But the marches and protests will continue because it is about more than one trial and one officer. The case of Daunte Wright, shot and killed during what started as a traffic stop in Brooklyn Center, Minnesota, as the Chauvin trial was going on, was a reminder of that. And at those Black Lives Matter marches, a militarized presence by police contrasted with their light hand when confronted by anti-maskers, anti-vaxxers, and insurrectionists anxious to overturn the results of a free and fair election.

Peaceful civil rights activists now praised as secular saints by liberals and conservatives alike — a litany that includes Dr. Martin Luther King Jr., John Lewis, and Fannie Lou Hamer — were once met with state-sanctioned violence. Some scenes in the present, at protests for justice, resemble the images from then, with tear gas lingering in the air and snipers on roofs.

Changes Afoot

It's true the Biden administration's Department of Justice seems to be taking that word "justice" seriously. Attorney General Merrick Garland is rescinding the ban on consent decrees that monitored local police departments, agreements President Donald Trump and his Attorney General Jeff Sessions deemed an infringement. Just this week, Garland announced a Justice Department probe into the practices and culture of the Minneapolis Police Department.

In my home state of Maryland, the Democratic-controlled legislature overrode Republican Gov. Larry Hogan's veto of a bill that repealed the state's powerful Law Enforcement Officers' Bill of Rights. Now Maryland has established new use-of-force rules, among other provisions on investigations and punishment, and civilians can weigh in.

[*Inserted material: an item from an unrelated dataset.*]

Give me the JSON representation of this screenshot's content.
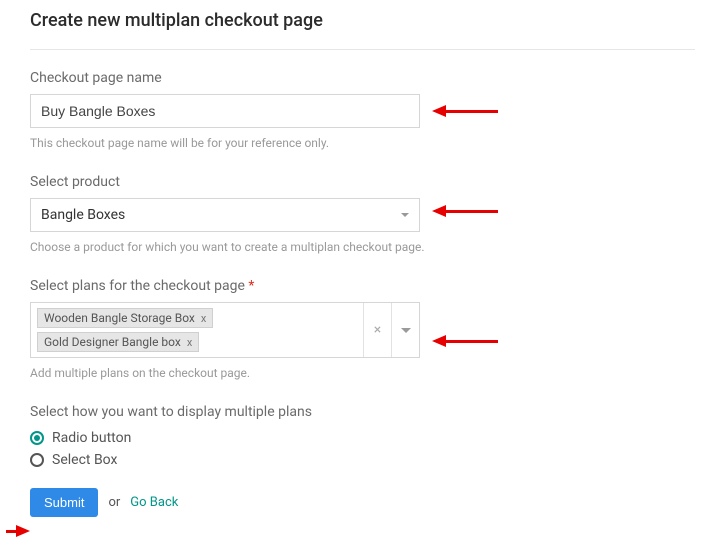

Yet, in Florida, in what can only be described as a retreat to the bad old days, Gov. Ron DeSantis has signed a bill brazenly targeting racial justice protesters that punishes protest itself with felony charges. At the signing, Polk County Sheriff Grady Judd warned newcomers to the state: "Don't register to vote and vote the stupid way they did up north and get what they got."

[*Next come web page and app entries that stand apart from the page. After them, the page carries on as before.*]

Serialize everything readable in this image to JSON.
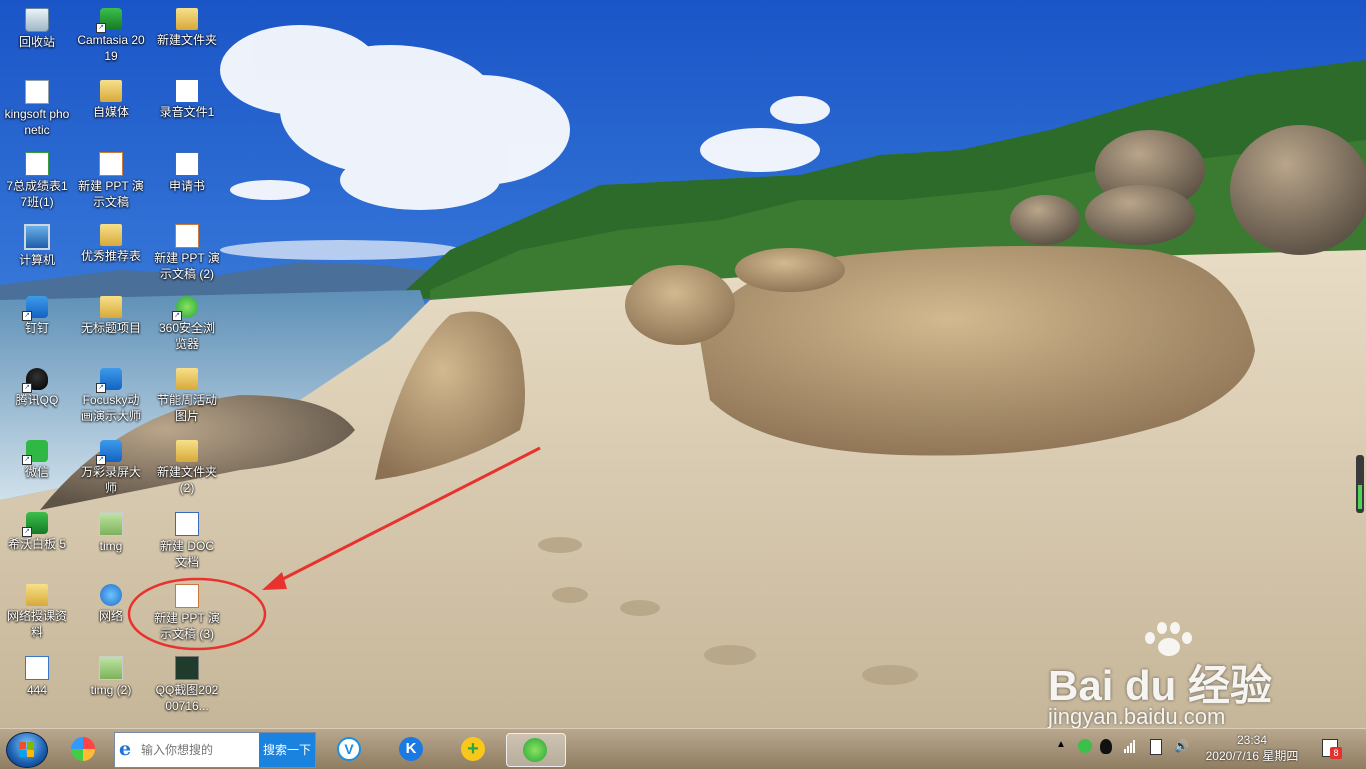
{
  "desktop_icons": [
    {
      "name": "recycle-bin",
      "label": "回收站",
      "glyph": "g-bin",
      "shortcut": false
    },
    {
      "name": "camtasia",
      "label": "Camtasia 2019",
      "glyph": "g-app-green",
      "shortcut": true
    },
    {
      "name": "new-folder",
      "label": "新建文件夹",
      "glyph": "g-folder",
      "shortcut": false
    },
    {
      "name": "kingsoft-phonetic",
      "label": "kingsoft phonetic",
      "glyph": "g-doc",
      "shortcut": false
    },
    {
      "name": "self-media",
      "label": "自媒体",
      "glyph": "g-folder",
      "shortcut": false
    },
    {
      "name": "recording-file-1",
      "label": "录音文件1",
      "glyph": "g-play",
      "shortcut": false
    },
    {
      "name": "grade-sheet",
      "label": "7总成绩表17班(1)",
      "glyph": "g-xls",
      "shortcut": false
    },
    {
      "name": "new-ppt",
      "label": "新建 PPT 演示文稿",
      "glyph": "g-ppt",
      "shortcut": false
    },
    {
      "name": "application-letter",
      "label": "申请书",
      "glyph": "g-word",
      "shortcut": false
    },
    {
      "name": "computer",
      "label": "计算机",
      "glyph": "g-pc",
      "shortcut": false
    },
    {
      "name": "excellent-recommendation",
      "label": "优秀推荐表",
      "glyph": "g-folder",
      "shortcut": false
    },
    {
      "name": "new-ppt-2",
      "label": "新建 PPT 演示文稿 (2)",
      "glyph": "g-ppt",
      "shortcut": false
    },
    {
      "name": "dingding",
      "label": "钉钉",
      "glyph": "g-blue",
      "shortcut": true
    },
    {
      "name": "untitled-project",
      "label": "无标题项目",
      "glyph": "g-folder",
      "shortcut": false
    },
    {
      "name": "360-browser",
      "label": "360安全浏览器",
      "glyph": "g-360",
      "shortcut": true
    },
    {
      "name": "tencent-qq",
      "label": "腾讯QQ",
      "glyph": "g-qq",
      "shortcut": true
    },
    {
      "name": "focusky",
      "label": "Focusky动画演示大师",
      "glyph": "g-blue",
      "shortcut": true
    },
    {
      "name": "energy-week-pictures",
      "label": "节能周活动图片",
      "glyph": "g-folder",
      "shortcut": false
    },
    {
      "name": "wechat",
      "label": "微信",
      "glyph": "g-wx",
      "shortcut": true
    },
    {
      "name": "wancai-recorder",
      "label": "万彩录屏大师",
      "glyph": "g-blue",
      "shortcut": true
    },
    {
      "name": "new-folder-2",
      "label": "新建文件夹 (2)",
      "glyph": "g-folder",
      "shortcut": false
    },
    {
      "name": "seewo-whiteboard",
      "label": "希沃白板 5",
      "glyph": "g-app-green",
      "shortcut": true
    },
    {
      "name": "timg",
      "label": "timg",
      "glyph": "g-img",
      "shortcut": false
    },
    {
      "name": "new-doc",
      "label": "新建 DOC 文档",
      "glyph": "g-word",
      "shortcut": false
    },
    {
      "name": "online-lesson-materials",
      "label": "网络授课资料",
      "glyph": "g-folder",
      "shortcut": false
    },
    {
      "name": "network",
      "label": "网络",
      "glyph": "g-net",
      "shortcut": false
    },
    {
      "name": "new-ppt-3",
      "label": "新建 PPT 演示文稿 (3)",
      "glyph": "g-ppt",
      "shortcut": false
    },
    {
      "name": "file-444",
      "label": "444",
      "glyph": "g-fs",
      "shortcut": false
    },
    {
      "name": "timg-2",
      "label": "timg (2)",
      "glyph": "g-img",
      "shortcut": false
    },
    {
      "name": "qq-screenshot",
      "label": "QQ截图20200716...",
      "glyph": "g-shot",
      "shortcut": false
    }
  ],
  "taskbar": {
    "search_placeholder": "输入你想搜的",
    "search_button": "搜索一下",
    "clock_time": "23:34",
    "clock_date": "2020/7/16 星期四",
    "notification_badge": "8"
  },
  "watermark": {
    "brand": "Bai du 经验",
    "url": "jingyan.baidu.com"
  }
}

Ah, Florida. Come for the voter suppression, get arrested at a protest as a bonus.

Even after Chauvin's conviction, there does not seem to be much enthusiasm from Senate Republicans for the George Floyd Justice in Policing Act, though polls suggest public support for provisions such as bans on chokeholds, limits on no-knock warrants, and data collection that would prevent bad police officers from moving to different jurisdictions without leaving a trail.

Anyone who was paying attention knows that Chauvin was one ten-minute video taken by a stalwart 17-year-old away from returning to his beat, charged up on new resentments.

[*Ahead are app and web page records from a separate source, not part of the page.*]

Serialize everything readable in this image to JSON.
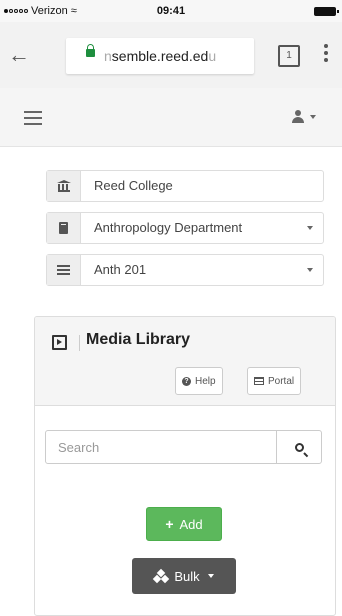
{
  "status_bar": {
    "carrier": "Verizon",
    "time": "09:41"
  },
  "browser": {
    "url_faded": "n",
    "url_main": "semble.reed.ed",
    "url_tail": "u",
    "tab_count": "1"
  },
  "selectors": {
    "institution": "Reed College",
    "department": "Anthropology Department",
    "course": "Anth 201"
  },
  "panel": {
    "title": "Media Library",
    "help_label": "Help",
    "portal_label": "Portal",
    "search_placeholder": "Search",
    "add_label": "Add",
    "bulk_label": "Bulk"
  }
}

A Black life may have mattered, this time. But many of us have yet to exhale.

Mary C. Curtis has worked at The New York Times, The Baltimore Sun, The Charlotte Observer, as national correspondent for Politics Daily, and is a senior facilitator with The OpEd Project. Follow her on Twitter @mcurtisnc3.

#EndorseThis: Jimmy Kimmel Roasts Tucker Carlson Crispy For His 'Villain' Laugh

We've all wondered whether Fox News Channel's resident white supremacist Tucker Carlson is actually a human being, but the fascistic host's "villain" laugh is really troubling Jimmy Kimmel.

"What the hell was that?" asked Kimmel about the Carlson laugh (at about 7:30). "It's like there's a little girl trapped in his head, right? He laughs like the villain in the movie who realizes James Bond just put the bomb back on him and he's about to explode."

Then Kimmel played the video again. "What human makes a sound like that?"

The answer: They don't. Jimmy has funny news about the MyPillow guy and a Chris Christie snap, too. Click and cackle!

MyPillow Mike is Booked on Kimmel, Tucker Carlson's Creepy Laugh & Chris Christie for Prez www.youtube.com